Grassland curing estimates used in a range of bushfire prediction and warning systems rely on satellite and human observers. Current methods of estimating curing are being expanded throughout the eastern states of Australia by the lead agency in the field, the Country Fire Authority of Victoria.
In grassland landscapes that are lightly treed and have a high proportion of exposed soils, such as the Mallee in north-western Victoria, there is a tendency to under estimate curing after summer rainfall events; in other words satellites fail to detect late season green up leading to downstream issues in systems that use the estimates such as fire danger forecasts and fire spread models.

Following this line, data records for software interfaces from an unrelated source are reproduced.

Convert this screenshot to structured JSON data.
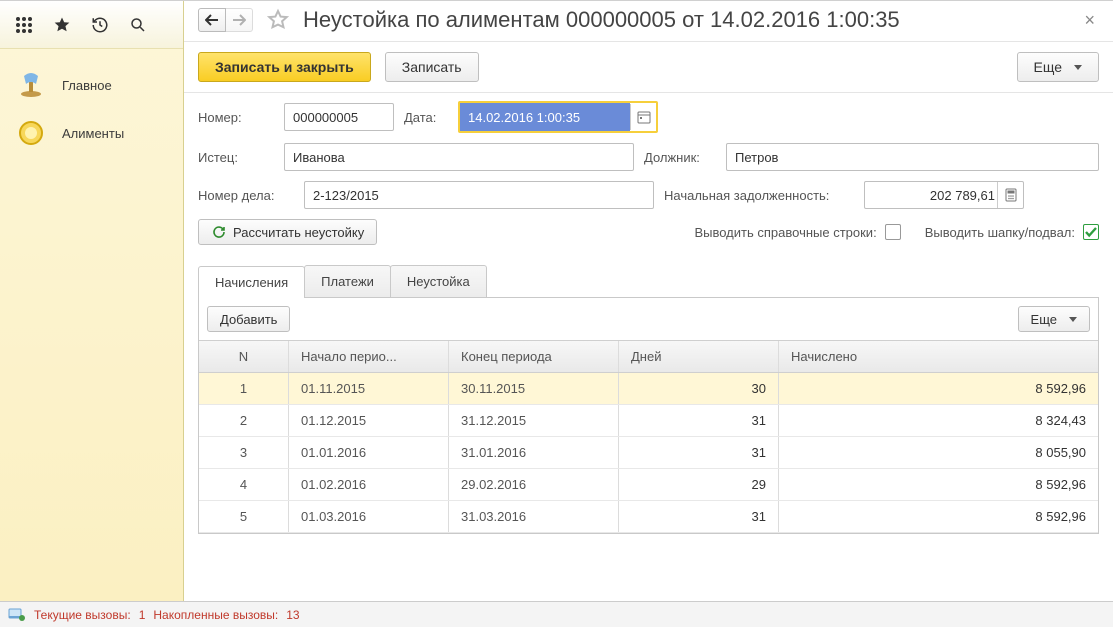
{
  "sidebar": {
    "items": [
      {
        "label": "Главное"
      },
      {
        "label": "Алименты"
      }
    ]
  },
  "title": "Неустойка по алиментам 000000005 от 14.02.2016 1:00:35",
  "toolbar": {
    "save_close": "Записать и закрыть",
    "save": "Записать",
    "more": "Еще"
  },
  "form": {
    "number_label": "Номер:",
    "number_value": "000000005",
    "date_label": "Дата:",
    "date_value": "14.02.2016  1:00:35",
    "plaintiff_label": "Истец:",
    "plaintiff_value": "Иванова",
    "debtor_label": "Должник:",
    "debtor_value": "Петров",
    "case_label": "Номер дела:",
    "case_value": "2-123/2015",
    "debt_label": "Начальная задолженность:",
    "debt_value": "202 789,61",
    "calc_button": "Рассчитать неустойку",
    "opt_ref": "Выводить справочные строки:",
    "opt_head": "Выводить шапку/подвал:"
  },
  "tabs": {
    "t0": "Начисления",
    "t1": "Платежи",
    "t2": "Неустойка",
    "add": "Добавить",
    "more": "Еще"
  },
  "grid": {
    "headers": {
      "n": "N",
      "start": "Начало перио...",
      "end": "Конец периода",
      "days": "Дней",
      "amount": "Начислено"
    },
    "rows": [
      {
        "n": "1",
        "start": "01.11.2015",
        "end": "30.11.2015",
        "days": "30",
        "amount": "8 592,96"
      },
      {
        "n": "2",
        "start": "01.12.2015",
        "end": "31.12.2015",
        "days": "31",
        "amount": "8 324,43"
      },
      {
        "n": "3",
        "start": "01.01.2016",
        "end": "31.01.2016",
        "days": "31",
        "amount": "8 055,90"
      },
      {
        "n": "4",
        "start": "01.02.2016",
        "end": "29.02.2016",
        "days": "29",
        "amount": "8 592,96"
      },
      {
        "n": "5",
        "start": "01.03.2016",
        "end": "31.03.2016",
        "days": "31",
        "amount": "8 592,96"
      }
    ]
  },
  "status": {
    "current_label": "Текущие вызовы:",
    "current_value": "1",
    "accum_label": "Накопленные вызовы:",
    "accum_value": "13"
  }
}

Last summer CFA and RISER established the viability of using UAVs to capture a series of vegetation indices which are highly correlated to grassland curing. The platform showed promise in being able to produce extremely high resolution data that may provide researchers with insight into grassland curing at other scales. With this in mind CFA and RISER again utilized Think Spatial’s UAV to capture imagery in conjunction with vegetation sampling at Murrayville, in the middle of the Mallee, northern Victoria.

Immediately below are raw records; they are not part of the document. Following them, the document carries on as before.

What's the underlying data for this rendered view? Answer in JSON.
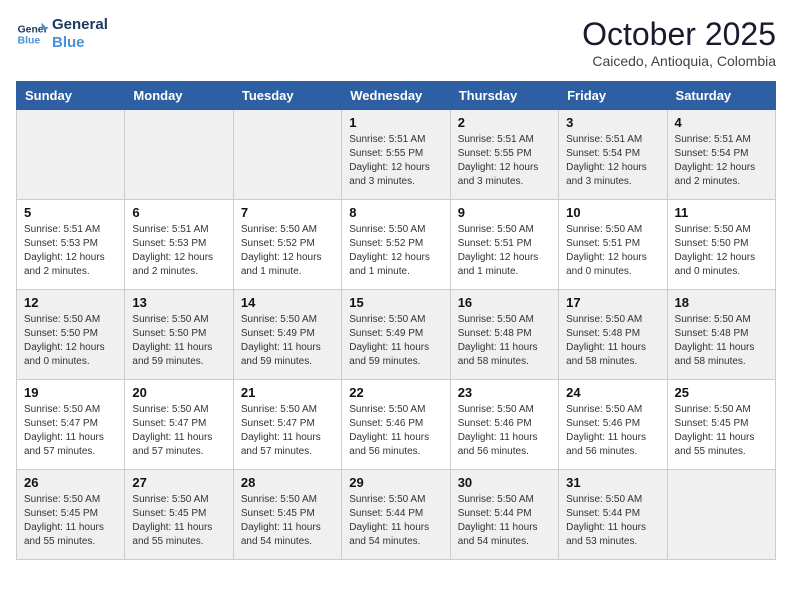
{
  "header": {
    "logo_line1": "General",
    "logo_line2": "Blue",
    "month": "October 2025",
    "location": "Caicedo, Antioquia, Colombia"
  },
  "days_of_week": [
    "Sunday",
    "Monday",
    "Tuesday",
    "Wednesday",
    "Thursday",
    "Friday",
    "Saturday"
  ],
  "weeks": [
    [
      {
        "num": "",
        "info": ""
      },
      {
        "num": "",
        "info": ""
      },
      {
        "num": "",
        "info": ""
      },
      {
        "num": "1",
        "info": "Sunrise: 5:51 AM\nSunset: 5:55 PM\nDaylight: 12 hours\nand 3 minutes."
      },
      {
        "num": "2",
        "info": "Sunrise: 5:51 AM\nSunset: 5:55 PM\nDaylight: 12 hours\nand 3 minutes."
      },
      {
        "num": "3",
        "info": "Sunrise: 5:51 AM\nSunset: 5:54 PM\nDaylight: 12 hours\nand 3 minutes."
      },
      {
        "num": "4",
        "info": "Sunrise: 5:51 AM\nSunset: 5:54 PM\nDaylight: 12 hours\nand 2 minutes."
      }
    ],
    [
      {
        "num": "5",
        "info": "Sunrise: 5:51 AM\nSunset: 5:53 PM\nDaylight: 12 hours\nand 2 minutes."
      },
      {
        "num": "6",
        "info": "Sunrise: 5:51 AM\nSunset: 5:53 PM\nDaylight: 12 hours\nand 2 minutes."
      },
      {
        "num": "7",
        "info": "Sunrise: 5:50 AM\nSunset: 5:52 PM\nDaylight: 12 hours\nand 1 minute."
      },
      {
        "num": "8",
        "info": "Sunrise: 5:50 AM\nSunset: 5:52 PM\nDaylight: 12 hours\nand 1 minute."
      },
      {
        "num": "9",
        "info": "Sunrise: 5:50 AM\nSunset: 5:51 PM\nDaylight: 12 hours\nand 1 minute."
      },
      {
        "num": "10",
        "info": "Sunrise: 5:50 AM\nSunset: 5:51 PM\nDaylight: 12 hours\nand 0 minutes."
      },
      {
        "num": "11",
        "info": "Sunrise: 5:50 AM\nSunset: 5:50 PM\nDaylight: 12 hours\nand 0 minutes."
      }
    ],
    [
      {
        "num": "12",
        "info": "Sunrise: 5:50 AM\nSunset: 5:50 PM\nDaylight: 12 hours\nand 0 minutes."
      },
      {
        "num": "13",
        "info": "Sunrise: 5:50 AM\nSunset: 5:50 PM\nDaylight: 11 hours\nand 59 minutes."
      },
      {
        "num": "14",
        "info": "Sunrise: 5:50 AM\nSunset: 5:49 PM\nDaylight: 11 hours\nand 59 minutes."
      },
      {
        "num": "15",
        "info": "Sunrise: 5:50 AM\nSunset: 5:49 PM\nDaylight: 11 hours\nand 59 minutes."
      },
      {
        "num": "16",
        "info": "Sunrise: 5:50 AM\nSunset: 5:48 PM\nDaylight: 11 hours\nand 58 minutes."
      },
      {
        "num": "17",
        "info": "Sunrise: 5:50 AM\nSunset: 5:48 PM\nDaylight: 11 hours\nand 58 minutes."
      },
      {
        "num": "18",
        "info": "Sunrise: 5:50 AM\nSunset: 5:48 PM\nDaylight: 11 hours\nand 58 minutes."
      }
    ],
    [
      {
        "num": "19",
        "info": "Sunrise: 5:50 AM\nSunset: 5:47 PM\nDaylight: 11 hours\nand 57 minutes."
      },
      {
        "num": "20",
        "info": "Sunrise: 5:50 AM\nSunset: 5:47 PM\nDaylight: 11 hours\nand 57 minutes."
      },
      {
        "num": "21",
        "info": "Sunrise: 5:50 AM\nSunset: 5:47 PM\nDaylight: 11 hours\nand 57 minutes."
      },
      {
        "num": "22",
        "info": "Sunrise: 5:50 AM\nSunset: 5:46 PM\nDaylight: 11 hours\nand 56 minutes."
      },
      {
        "num": "23",
        "info": "Sunrise: 5:50 AM\nSunset: 5:46 PM\nDaylight: 11 hours\nand 56 minutes."
      },
      {
        "num": "24",
        "info": "Sunrise: 5:50 AM\nSunset: 5:46 PM\nDaylight: 11 hours\nand 56 minutes."
      },
      {
        "num": "25",
        "info": "Sunrise: 5:50 AM\nSunset: 5:45 PM\nDaylight: 11 hours\nand 55 minutes."
      }
    ],
    [
      {
        "num": "26",
        "info": "Sunrise: 5:50 AM\nSunset: 5:45 PM\nDaylight: 11 hours\nand 55 minutes."
      },
      {
        "num": "27",
        "info": "Sunrise: 5:50 AM\nSunset: 5:45 PM\nDaylight: 11 hours\nand 55 minutes."
      },
      {
        "num": "28",
        "info": "Sunrise: 5:50 AM\nSunset: 5:45 PM\nDaylight: 11 hours\nand 54 minutes."
      },
      {
        "num": "29",
        "info": "Sunrise: 5:50 AM\nSunset: 5:44 PM\nDaylight: 11 hours\nand 54 minutes."
      },
      {
        "num": "30",
        "info": "Sunrise: 5:50 AM\nSunset: 5:44 PM\nDaylight: 11 hours\nand 54 minutes."
      },
      {
        "num": "31",
        "info": "Sunrise: 5:50 AM\nSunset: 5:44 PM\nDaylight: 11 hours\nand 53 minutes."
      },
      {
        "num": "",
        "info": ""
      }
    ]
  ]
}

Early this fortnigfht, under bright blue skies, sampling consisted of gathering fuel samples in treeless “reference” paddocks of wheat and pasture grasses, then moving onto native pastures that were lightly treed in some areas and more heavily treed elsewhere. Another field trip will take place later in the season after rains produce a “green up” event.
The team (pictured) were greatly assisted by local CFA Group Officer Trevor (Blue) Wyatt.